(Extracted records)
+ + + + +

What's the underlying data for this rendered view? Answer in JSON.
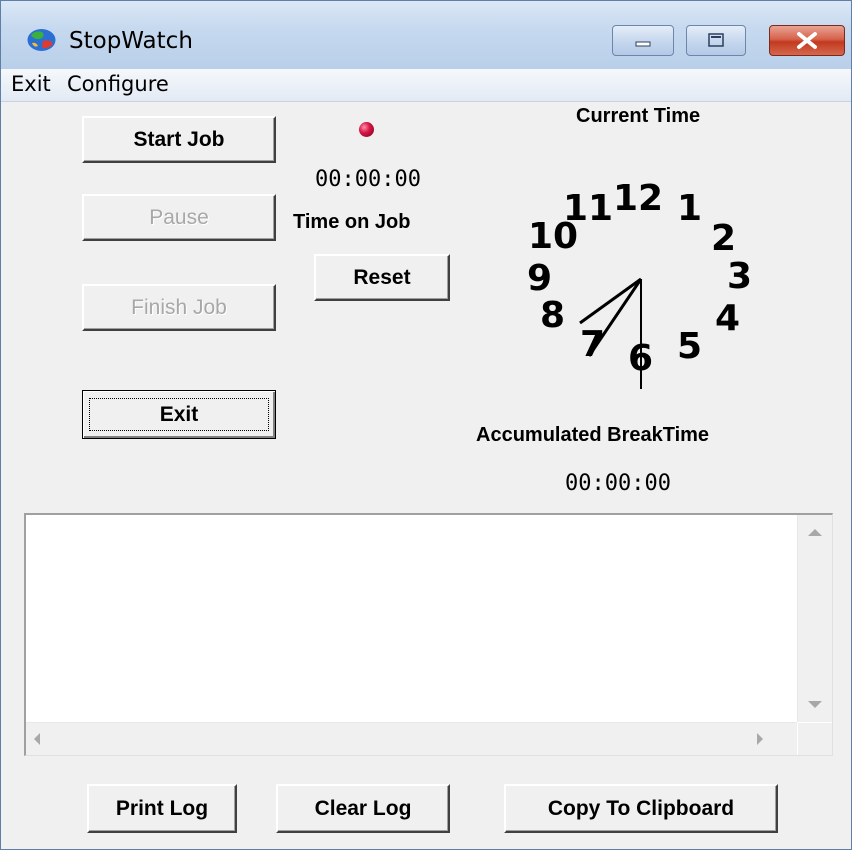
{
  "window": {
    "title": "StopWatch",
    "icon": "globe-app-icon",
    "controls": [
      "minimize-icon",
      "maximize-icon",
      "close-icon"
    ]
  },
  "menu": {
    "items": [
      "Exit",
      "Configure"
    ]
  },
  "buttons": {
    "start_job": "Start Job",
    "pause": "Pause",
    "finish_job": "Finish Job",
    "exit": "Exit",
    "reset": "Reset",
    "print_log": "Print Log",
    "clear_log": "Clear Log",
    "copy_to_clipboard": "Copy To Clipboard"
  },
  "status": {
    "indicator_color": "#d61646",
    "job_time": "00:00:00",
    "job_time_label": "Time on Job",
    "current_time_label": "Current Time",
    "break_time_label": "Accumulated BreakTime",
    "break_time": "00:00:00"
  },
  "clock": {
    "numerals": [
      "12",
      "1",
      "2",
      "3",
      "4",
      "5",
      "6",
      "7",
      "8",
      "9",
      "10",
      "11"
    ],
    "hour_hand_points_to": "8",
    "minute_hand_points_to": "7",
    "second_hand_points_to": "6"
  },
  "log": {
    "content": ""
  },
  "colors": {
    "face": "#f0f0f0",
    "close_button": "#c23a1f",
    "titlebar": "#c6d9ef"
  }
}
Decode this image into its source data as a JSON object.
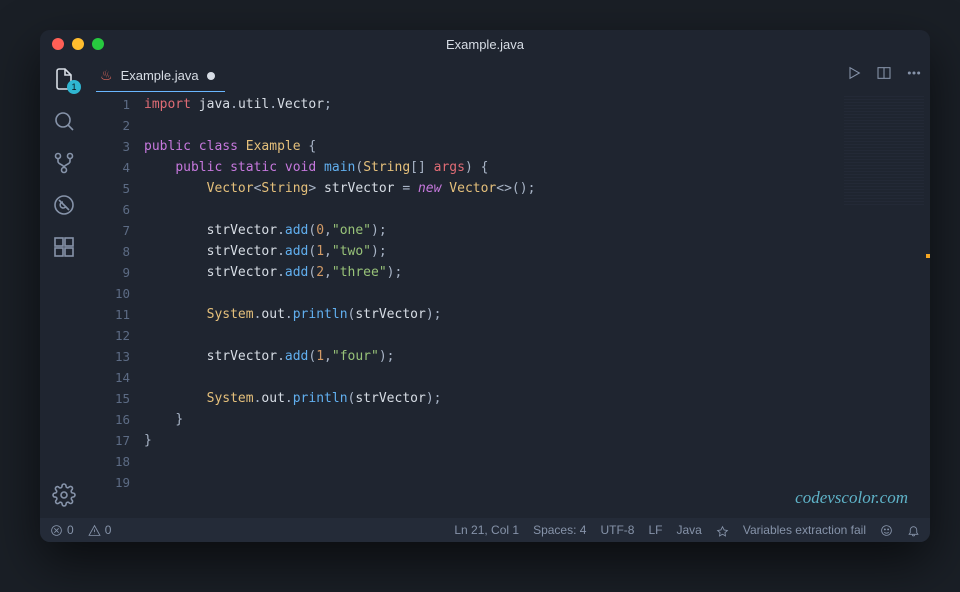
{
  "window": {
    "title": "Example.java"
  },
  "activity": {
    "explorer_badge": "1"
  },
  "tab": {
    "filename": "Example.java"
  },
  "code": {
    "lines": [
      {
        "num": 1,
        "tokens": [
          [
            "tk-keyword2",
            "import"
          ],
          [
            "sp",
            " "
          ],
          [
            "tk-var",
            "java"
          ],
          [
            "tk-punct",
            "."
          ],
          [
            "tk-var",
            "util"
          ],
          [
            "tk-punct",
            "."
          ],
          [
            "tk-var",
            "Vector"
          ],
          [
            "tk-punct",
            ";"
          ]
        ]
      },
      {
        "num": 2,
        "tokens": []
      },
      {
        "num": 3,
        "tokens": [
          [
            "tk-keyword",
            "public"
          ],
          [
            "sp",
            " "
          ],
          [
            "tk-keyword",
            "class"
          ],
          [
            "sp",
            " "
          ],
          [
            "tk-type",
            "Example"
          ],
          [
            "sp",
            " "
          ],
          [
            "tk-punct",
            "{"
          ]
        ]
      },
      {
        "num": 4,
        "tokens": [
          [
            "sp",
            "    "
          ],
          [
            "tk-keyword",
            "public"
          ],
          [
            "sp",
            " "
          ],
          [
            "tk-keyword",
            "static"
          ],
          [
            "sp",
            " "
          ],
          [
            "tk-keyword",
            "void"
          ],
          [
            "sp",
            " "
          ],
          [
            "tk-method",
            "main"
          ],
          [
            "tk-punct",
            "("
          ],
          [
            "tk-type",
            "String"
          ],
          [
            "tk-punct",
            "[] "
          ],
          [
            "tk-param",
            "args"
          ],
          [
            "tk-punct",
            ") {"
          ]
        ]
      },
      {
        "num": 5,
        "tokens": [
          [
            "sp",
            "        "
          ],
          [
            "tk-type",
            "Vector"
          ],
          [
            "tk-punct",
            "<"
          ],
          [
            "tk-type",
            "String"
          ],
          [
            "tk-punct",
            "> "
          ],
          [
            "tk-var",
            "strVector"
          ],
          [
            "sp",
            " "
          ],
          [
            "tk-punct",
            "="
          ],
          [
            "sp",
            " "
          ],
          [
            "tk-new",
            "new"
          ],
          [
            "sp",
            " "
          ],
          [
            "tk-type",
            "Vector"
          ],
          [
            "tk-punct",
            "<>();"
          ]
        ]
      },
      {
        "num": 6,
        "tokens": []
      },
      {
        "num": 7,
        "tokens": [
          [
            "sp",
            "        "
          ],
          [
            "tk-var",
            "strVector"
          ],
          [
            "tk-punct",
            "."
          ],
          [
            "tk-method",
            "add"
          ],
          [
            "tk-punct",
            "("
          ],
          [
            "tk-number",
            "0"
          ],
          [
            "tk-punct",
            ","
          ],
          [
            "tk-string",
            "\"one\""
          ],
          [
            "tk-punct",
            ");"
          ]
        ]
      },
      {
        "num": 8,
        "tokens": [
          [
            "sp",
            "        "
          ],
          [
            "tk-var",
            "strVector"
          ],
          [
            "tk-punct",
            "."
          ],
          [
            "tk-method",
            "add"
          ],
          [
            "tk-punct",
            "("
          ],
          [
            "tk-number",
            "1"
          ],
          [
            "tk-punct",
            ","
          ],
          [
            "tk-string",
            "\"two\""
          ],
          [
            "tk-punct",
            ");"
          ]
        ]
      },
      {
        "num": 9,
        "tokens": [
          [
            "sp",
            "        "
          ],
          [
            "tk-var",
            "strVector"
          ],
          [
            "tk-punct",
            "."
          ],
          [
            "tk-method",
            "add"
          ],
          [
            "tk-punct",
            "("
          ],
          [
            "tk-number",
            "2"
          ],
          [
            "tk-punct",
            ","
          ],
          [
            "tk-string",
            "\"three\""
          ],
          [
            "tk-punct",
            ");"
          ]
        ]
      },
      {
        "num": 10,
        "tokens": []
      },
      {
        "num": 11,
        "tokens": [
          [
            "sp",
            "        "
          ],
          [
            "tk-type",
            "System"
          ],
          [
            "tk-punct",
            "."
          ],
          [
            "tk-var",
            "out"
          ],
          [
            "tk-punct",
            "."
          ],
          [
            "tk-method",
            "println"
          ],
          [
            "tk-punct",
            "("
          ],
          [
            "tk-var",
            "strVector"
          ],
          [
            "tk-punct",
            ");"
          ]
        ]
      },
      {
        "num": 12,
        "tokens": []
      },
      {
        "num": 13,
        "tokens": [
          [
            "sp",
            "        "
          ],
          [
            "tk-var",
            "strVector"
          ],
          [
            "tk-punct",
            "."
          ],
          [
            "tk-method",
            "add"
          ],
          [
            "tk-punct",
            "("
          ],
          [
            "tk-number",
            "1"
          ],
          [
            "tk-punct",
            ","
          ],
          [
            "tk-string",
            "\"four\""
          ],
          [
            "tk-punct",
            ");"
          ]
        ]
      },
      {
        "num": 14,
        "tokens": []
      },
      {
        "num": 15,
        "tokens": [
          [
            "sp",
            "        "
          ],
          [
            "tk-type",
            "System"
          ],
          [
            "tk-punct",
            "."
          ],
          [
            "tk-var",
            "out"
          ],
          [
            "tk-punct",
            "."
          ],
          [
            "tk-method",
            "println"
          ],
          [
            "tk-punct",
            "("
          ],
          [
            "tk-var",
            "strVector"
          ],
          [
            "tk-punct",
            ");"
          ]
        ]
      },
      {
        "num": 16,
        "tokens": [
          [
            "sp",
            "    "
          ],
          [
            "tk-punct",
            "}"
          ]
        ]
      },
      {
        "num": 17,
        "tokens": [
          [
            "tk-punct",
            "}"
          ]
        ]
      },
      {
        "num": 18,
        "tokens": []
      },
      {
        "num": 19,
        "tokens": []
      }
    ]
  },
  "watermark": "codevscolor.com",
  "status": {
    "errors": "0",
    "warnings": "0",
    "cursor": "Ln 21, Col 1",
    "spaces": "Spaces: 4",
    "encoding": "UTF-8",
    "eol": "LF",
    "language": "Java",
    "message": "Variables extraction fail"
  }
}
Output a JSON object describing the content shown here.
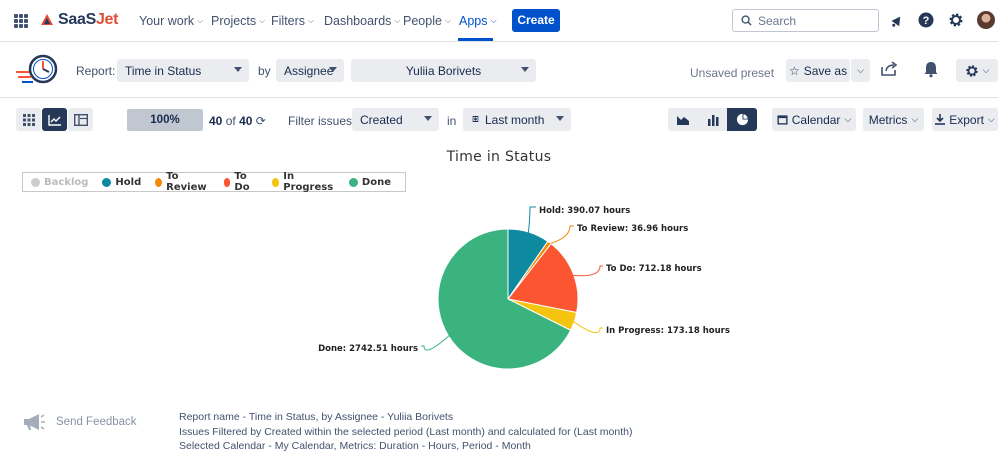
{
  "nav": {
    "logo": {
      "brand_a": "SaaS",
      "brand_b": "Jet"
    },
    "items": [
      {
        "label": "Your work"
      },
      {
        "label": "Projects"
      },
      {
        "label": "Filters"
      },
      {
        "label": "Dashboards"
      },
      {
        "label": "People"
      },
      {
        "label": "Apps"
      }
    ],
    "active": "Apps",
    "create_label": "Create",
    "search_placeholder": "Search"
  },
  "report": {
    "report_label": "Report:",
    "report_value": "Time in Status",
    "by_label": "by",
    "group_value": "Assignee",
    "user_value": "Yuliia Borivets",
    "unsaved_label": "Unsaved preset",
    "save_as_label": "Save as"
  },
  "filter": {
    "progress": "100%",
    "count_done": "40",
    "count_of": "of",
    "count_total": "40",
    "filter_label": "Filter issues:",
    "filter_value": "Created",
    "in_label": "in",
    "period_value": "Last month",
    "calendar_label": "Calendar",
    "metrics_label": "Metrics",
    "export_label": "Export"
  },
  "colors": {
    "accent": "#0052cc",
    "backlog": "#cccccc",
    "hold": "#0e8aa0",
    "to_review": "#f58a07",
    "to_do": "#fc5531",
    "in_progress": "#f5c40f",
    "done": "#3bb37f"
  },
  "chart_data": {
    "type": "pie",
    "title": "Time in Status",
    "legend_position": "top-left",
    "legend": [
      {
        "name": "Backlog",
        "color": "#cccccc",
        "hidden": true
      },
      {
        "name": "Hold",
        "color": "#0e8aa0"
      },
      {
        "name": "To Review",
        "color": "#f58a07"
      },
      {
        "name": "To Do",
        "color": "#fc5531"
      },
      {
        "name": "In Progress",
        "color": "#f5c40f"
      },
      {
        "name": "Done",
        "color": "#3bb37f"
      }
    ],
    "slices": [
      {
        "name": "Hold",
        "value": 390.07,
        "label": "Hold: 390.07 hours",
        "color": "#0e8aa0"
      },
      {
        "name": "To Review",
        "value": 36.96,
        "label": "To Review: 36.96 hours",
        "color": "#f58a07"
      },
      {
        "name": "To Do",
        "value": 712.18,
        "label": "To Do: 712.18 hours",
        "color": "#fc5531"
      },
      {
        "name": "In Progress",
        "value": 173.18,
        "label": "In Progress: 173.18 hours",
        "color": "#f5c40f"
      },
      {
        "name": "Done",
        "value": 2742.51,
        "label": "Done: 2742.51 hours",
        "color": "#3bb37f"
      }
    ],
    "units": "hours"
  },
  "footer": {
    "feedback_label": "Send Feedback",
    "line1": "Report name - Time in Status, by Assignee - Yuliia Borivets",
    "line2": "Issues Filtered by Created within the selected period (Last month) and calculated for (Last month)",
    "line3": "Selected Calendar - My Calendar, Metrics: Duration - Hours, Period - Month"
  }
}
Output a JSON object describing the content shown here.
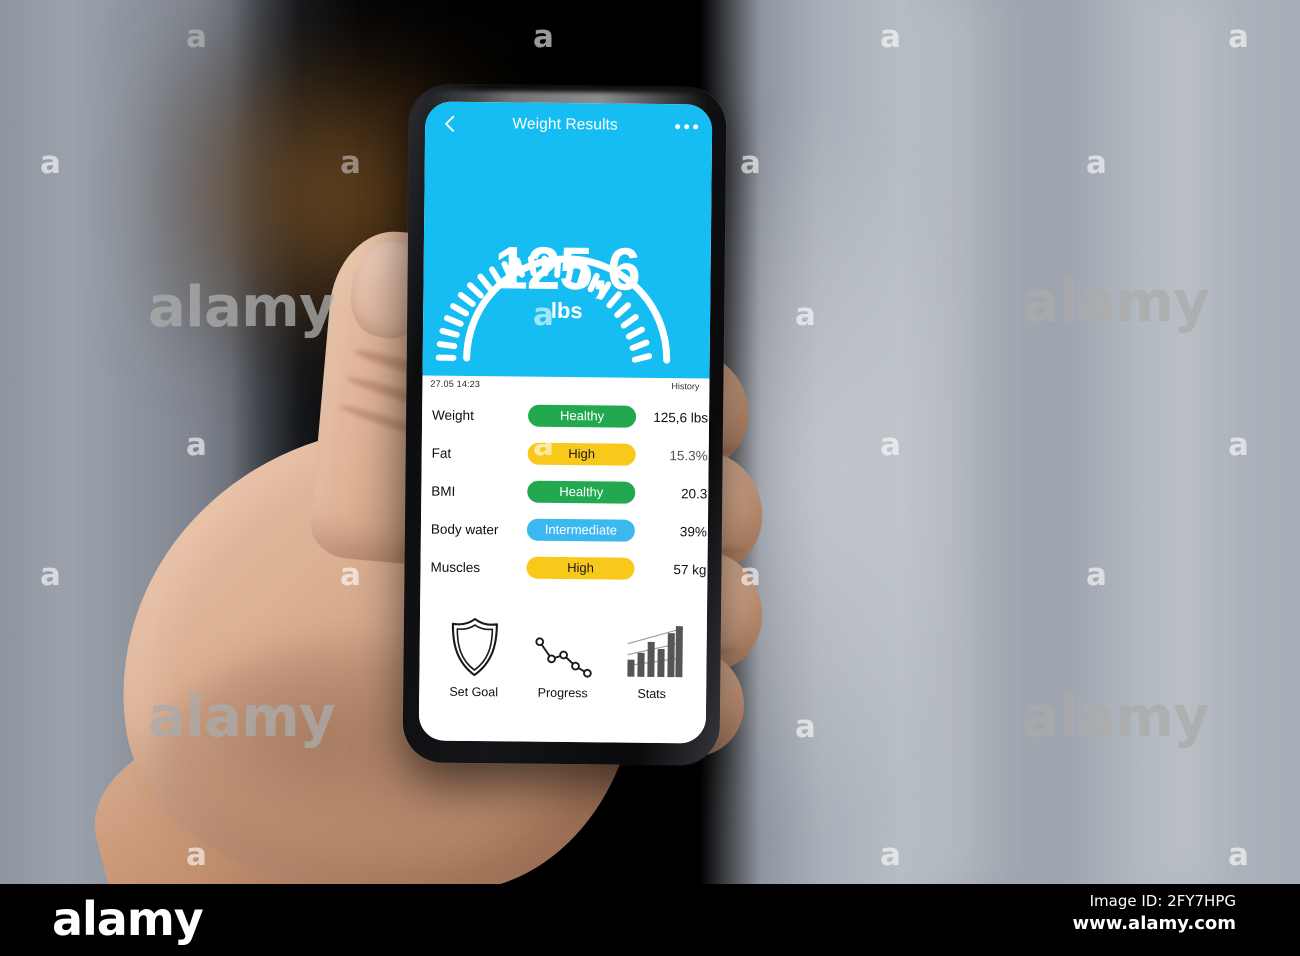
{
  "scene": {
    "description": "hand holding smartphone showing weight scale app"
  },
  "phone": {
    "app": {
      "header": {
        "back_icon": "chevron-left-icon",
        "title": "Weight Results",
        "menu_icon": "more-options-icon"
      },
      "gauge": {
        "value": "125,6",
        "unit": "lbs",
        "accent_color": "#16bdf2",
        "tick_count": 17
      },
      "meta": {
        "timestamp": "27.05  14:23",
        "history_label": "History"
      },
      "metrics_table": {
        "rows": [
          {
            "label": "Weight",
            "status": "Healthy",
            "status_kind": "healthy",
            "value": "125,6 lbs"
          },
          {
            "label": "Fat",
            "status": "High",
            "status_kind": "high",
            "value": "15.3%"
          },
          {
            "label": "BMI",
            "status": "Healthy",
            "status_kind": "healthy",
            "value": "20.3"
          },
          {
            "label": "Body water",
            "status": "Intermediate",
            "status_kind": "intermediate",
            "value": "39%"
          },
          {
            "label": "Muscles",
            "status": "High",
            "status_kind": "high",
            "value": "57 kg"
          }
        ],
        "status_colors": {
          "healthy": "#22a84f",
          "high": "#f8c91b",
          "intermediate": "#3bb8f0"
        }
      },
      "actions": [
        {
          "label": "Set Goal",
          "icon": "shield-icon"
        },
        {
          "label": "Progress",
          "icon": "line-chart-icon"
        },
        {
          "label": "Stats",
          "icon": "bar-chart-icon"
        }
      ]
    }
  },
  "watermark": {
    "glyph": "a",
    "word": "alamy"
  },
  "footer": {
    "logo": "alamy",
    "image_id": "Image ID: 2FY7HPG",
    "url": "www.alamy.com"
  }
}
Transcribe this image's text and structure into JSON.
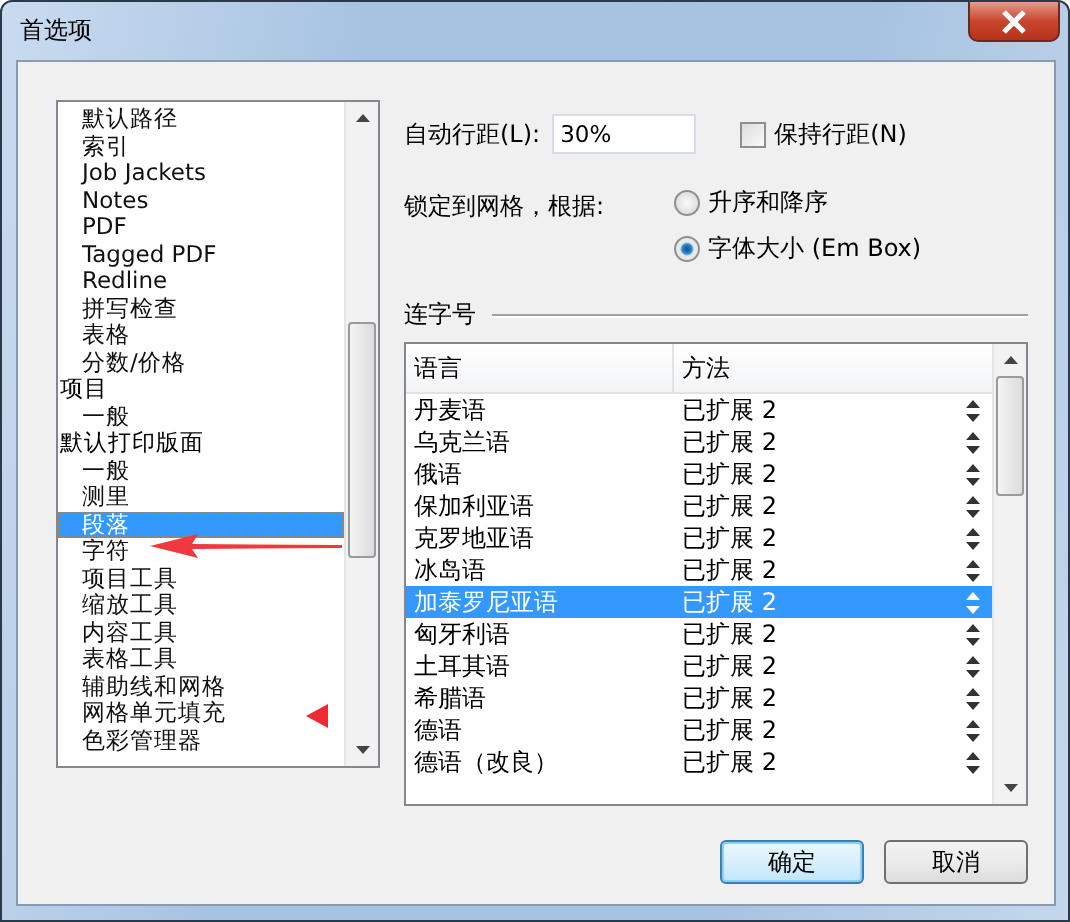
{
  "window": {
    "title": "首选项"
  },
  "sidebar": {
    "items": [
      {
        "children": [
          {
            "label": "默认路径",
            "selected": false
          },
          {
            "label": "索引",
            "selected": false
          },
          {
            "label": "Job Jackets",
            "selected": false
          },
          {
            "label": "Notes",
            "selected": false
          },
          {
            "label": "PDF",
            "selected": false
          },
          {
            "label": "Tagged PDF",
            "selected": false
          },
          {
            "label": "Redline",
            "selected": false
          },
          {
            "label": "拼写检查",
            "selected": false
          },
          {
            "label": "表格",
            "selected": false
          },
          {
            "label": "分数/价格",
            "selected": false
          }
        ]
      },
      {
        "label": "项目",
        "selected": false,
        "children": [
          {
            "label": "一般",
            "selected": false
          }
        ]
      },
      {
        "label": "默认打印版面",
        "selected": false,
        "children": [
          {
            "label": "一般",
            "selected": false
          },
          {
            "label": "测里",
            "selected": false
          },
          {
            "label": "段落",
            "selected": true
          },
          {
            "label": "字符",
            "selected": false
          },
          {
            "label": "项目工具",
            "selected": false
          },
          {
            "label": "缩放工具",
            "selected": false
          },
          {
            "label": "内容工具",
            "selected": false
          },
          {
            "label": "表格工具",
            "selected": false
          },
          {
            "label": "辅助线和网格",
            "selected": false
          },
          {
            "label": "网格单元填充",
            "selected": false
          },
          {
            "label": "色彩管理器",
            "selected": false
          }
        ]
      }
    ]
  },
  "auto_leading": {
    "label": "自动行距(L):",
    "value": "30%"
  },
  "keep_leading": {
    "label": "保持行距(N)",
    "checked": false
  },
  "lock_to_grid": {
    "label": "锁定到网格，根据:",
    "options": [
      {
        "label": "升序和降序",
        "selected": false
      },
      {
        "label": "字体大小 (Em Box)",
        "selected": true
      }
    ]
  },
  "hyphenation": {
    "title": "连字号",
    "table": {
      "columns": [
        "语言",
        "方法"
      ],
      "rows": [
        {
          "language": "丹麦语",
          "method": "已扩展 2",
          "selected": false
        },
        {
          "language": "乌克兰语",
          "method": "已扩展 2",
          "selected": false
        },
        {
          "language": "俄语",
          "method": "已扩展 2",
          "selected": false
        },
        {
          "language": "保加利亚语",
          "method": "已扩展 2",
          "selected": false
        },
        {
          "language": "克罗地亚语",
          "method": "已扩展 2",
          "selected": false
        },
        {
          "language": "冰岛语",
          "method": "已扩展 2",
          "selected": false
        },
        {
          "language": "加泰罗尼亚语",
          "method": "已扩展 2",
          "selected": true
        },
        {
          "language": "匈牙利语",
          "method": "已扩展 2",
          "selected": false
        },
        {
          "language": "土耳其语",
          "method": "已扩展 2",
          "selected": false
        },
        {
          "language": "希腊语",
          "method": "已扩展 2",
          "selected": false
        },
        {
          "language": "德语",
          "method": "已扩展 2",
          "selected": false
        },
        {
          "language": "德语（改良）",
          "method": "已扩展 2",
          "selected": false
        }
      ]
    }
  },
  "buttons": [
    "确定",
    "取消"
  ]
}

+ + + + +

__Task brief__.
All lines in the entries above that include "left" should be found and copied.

__Exercise response__.
    "legend_position": "top-left",
        "back_icon": "chevron-left-icon",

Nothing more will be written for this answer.